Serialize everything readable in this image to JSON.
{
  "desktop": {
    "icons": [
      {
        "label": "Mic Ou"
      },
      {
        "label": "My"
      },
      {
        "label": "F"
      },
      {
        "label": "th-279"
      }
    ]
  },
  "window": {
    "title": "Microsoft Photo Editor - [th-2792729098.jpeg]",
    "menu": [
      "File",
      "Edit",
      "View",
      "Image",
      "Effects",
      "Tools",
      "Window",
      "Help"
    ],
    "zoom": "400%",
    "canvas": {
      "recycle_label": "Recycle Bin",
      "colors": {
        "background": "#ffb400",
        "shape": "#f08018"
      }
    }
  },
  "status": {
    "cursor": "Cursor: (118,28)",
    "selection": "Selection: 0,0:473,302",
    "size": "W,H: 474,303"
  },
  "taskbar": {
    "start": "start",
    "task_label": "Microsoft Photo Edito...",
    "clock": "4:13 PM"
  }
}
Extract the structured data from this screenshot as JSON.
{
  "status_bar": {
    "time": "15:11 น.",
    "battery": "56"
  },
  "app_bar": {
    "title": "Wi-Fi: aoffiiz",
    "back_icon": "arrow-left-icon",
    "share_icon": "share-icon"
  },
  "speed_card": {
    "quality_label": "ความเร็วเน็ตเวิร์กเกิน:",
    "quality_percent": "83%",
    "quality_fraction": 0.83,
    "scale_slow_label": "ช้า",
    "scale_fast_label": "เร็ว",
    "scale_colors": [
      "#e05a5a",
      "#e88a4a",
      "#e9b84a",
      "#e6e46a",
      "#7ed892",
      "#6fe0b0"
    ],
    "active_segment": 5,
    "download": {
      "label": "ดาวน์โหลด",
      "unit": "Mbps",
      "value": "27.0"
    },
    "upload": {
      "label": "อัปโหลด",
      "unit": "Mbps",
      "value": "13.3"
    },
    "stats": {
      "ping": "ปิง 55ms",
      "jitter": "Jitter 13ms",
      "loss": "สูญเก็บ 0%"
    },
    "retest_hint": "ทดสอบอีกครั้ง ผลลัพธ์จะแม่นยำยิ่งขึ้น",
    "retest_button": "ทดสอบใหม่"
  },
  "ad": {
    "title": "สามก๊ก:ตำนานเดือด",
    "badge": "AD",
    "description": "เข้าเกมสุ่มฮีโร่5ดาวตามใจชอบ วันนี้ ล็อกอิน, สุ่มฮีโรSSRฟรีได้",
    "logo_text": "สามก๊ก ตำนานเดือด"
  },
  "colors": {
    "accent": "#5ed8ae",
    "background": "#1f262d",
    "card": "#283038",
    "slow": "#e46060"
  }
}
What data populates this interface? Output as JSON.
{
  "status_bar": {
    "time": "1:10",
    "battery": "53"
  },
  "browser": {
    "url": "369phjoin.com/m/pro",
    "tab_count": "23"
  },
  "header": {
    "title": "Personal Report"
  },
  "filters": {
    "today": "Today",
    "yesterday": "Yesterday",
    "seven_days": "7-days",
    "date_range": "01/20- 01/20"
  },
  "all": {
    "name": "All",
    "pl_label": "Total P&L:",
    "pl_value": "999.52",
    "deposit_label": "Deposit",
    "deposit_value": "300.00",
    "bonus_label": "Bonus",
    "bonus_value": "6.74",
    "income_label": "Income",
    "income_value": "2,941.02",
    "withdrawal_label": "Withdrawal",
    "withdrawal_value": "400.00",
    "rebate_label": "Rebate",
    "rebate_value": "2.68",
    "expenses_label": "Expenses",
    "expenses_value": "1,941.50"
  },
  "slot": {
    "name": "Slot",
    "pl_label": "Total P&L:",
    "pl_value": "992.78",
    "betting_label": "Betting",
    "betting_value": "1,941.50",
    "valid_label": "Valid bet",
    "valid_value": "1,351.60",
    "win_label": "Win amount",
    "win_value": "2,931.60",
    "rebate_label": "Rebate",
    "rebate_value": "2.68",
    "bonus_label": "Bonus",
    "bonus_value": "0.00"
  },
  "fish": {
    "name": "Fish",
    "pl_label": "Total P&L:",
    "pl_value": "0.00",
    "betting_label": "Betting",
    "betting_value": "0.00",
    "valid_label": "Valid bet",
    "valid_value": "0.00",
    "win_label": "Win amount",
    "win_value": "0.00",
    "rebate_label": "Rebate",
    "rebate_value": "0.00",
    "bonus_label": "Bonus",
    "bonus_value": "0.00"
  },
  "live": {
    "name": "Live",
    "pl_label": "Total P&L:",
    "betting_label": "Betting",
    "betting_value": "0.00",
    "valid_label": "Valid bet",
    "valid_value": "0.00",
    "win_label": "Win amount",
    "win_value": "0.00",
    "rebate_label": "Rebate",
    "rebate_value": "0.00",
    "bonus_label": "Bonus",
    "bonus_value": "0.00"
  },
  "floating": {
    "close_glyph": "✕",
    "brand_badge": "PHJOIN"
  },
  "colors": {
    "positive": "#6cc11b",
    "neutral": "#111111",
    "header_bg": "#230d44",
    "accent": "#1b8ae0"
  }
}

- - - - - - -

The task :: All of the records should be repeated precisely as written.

Task answer ::
Serialize everything readable in this image to JSON.
{
  "desktop": {
    "icons": [
      {
        "label": "Mic Ou"
      },
      {
        "label": "My"
      },
      {
        "label": "F"
      },
      {
        "label": "th-279"
      }
    ]
  },
  "window": {
    "title": "Microsoft Photo Editor - [th-2792729098.jpeg]",
    "menu": [
      "File",
      "Edit",
      "View",
      "Image",
      "Effects",
      "Tools",
      "Window",
      "Help"
    ],
    "zoom": "400%",
    "canvas": {
      "recycle_label": "Recycle Bin",
      "colors": {
        "background": "#ffb400",
        "shape": "#f08018"
      }
    }
  },
  "status": {
    "cursor": "Cursor: (118,28)",
    "selection": "Selection: 0,0:473,302",
    "size": "W,H: 474,303"
  },
  "taskbar": {
    "start": "start",
    "task_label": "Microsoft Photo Edito...",
    "clock": "4:13 PM"
  }
}
Extract the structured data from this screenshot as JSON.
{
  "status_bar": {
    "time": "15:11 น.",
    "battery": "56"
  },
  "app_bar": {
    "title": "Wi-Fi: aoffiiz",
    "back_icon": "arrow-left-icon",
    "share_icon": "share-icon"
  },
  "speed_card": {
    "quality_label": "ความเร็วเน็ตเวิร์กเกิน:",
    "quality_percent": "83%",
    "quality_fraction": 0.83,
    "scale_slow_label": "ช้า",
    "scale_fast_label": "เร็ว",
    "scale_colors": [
      "#e05a5a",
      "#e88a4a",
      "#e9b84a",
      "#e6e46a",
      "#7ed892",
      "#6fe0b0"
    ],
    "active_segment": 5,
    "download": {
      "label": "ดาวน์โหลด",
      "unit": "Mbps",
      "value": "27.0"
    },
    "upload": {
      "label": "อัปโหลด",
      "unit": "Mbps",
      "value": "13.3"
    },
    "stats": {
      "ping": "ปิง 55ms",
      "jitter": "Jitter 13ms",
      "loss": "สูญเก็บ 0%"
    },
    "retest_hint": "ทดสอบอีกครั้ง ผลลัพธ์จะแม่นยำยิ่งขึ้น",
    "retest_button": "ทดสอบใหม่"
  },
  "ad": {
    "title": "สามก๊ก:ตำนานเดือด",
    "badge": "AD",
    "description": "เข้าเกมสุ่มฮีโร่5ดาวตามใจชอบ วันนี้ ล็อกอิน, สุ่มฮีโรSSRฟรีได้",
    "logo_text": "สามก๊ก ตำนานเดือด"
  },
  "colors": {
    "accent": "#5ed8ae",
    "background": "#1f262d",
    "card": "#283038",
    "slow": "#e46060"
  }
}
What data populates this interface? Output as JSON.
{
  "status_bar": {
    "time": "1:10",
    "battery": "53"
  },
  "browser": {
    "url": "369phjoin.com/m/pro",
    "tab_count": "23"
  },
  "header": {
    "title": "Personal Report"
  },
  "filters": {
    "today": "Today",
    "yesterday": "Yesterday",
    "seven_days": "7-days",
    "date_range": "01/20- 01/20"
  },
  "all": {
    "name": "All",
    "pl_label": "Total P&L:",
    "pl_value": "999.52",
    "deposit_label": "Deposit",
    "deposit_value": "300.00",
    "bonus_label": "Bonus",
    "bonus_value": "6.74",
    "income_label": "Income",
    "income_value": "2,941.02",
    "withdrawal_label": "Withdrawal",
    "withdrawal_value": "400.00",
    "rebate_label": "Rebate",
    "rebate_value": "2.68",
    "expenses_label": "Expenses",
    "expenses_value": "1,941.50"
  },
  "slot": {
    "name": "Slot",
    "pl_label": "Total P&L:",
    "pl_value": "992.78",
    "betting_label": "Betting",
    "betting_value": "1,941.50",
    "valid_label": "Valid bet",
    "valid_value": "1,351.60",
    "win_label": "Win amount",
    "win_value": "2,931.60",
    "rebate_label": "Rebate",
    "rebate_value": "2.68",
    "bonus_label": "Bonus",
    "bonus_value": "0.00"
  },
  "fish": {
    "name": "Fish",
    "pl_label": "Total P&L:",
    "pl_value": "0.00",
    "betting_label": "Betting",
    "betting_value": "0.00",
    "valid_label": "Valid bet",
    "valid_value": "0.00",
    "win_label": "Win amount",
    "win_value": "0.00",
    "rebate_label": "Rebate",
    "rebate_value": "0.00",
    "bonus_label": "Bonus",
    "bonus_value": "0.00"
  },
  "live": {
    "name": "Live",
    "pl_label": "Total P&L:",
    "betting_label": "Betting",
    "betting_value": "0.00",
    "valid_label": "Valid bet",
    "valid_value": "0.00",
    "win_label": "Win amount",
    "win_value": "0.00",
    "rebate_label": "Rebate",
    "rebate_value": "0.00",
    "bonus_label": "Bonus",
    "bonus_value": "0.00"
  },
  "floating": {
    "close_glyph": "✕",
    "brand_badge": "PHJOIN"
  },
  "colors": {
    "positive": "#6cc11b",
    "neutral": "#111111",
    "header_bg": "#230d44",
    "accent": "#1b8ae0"
  }
}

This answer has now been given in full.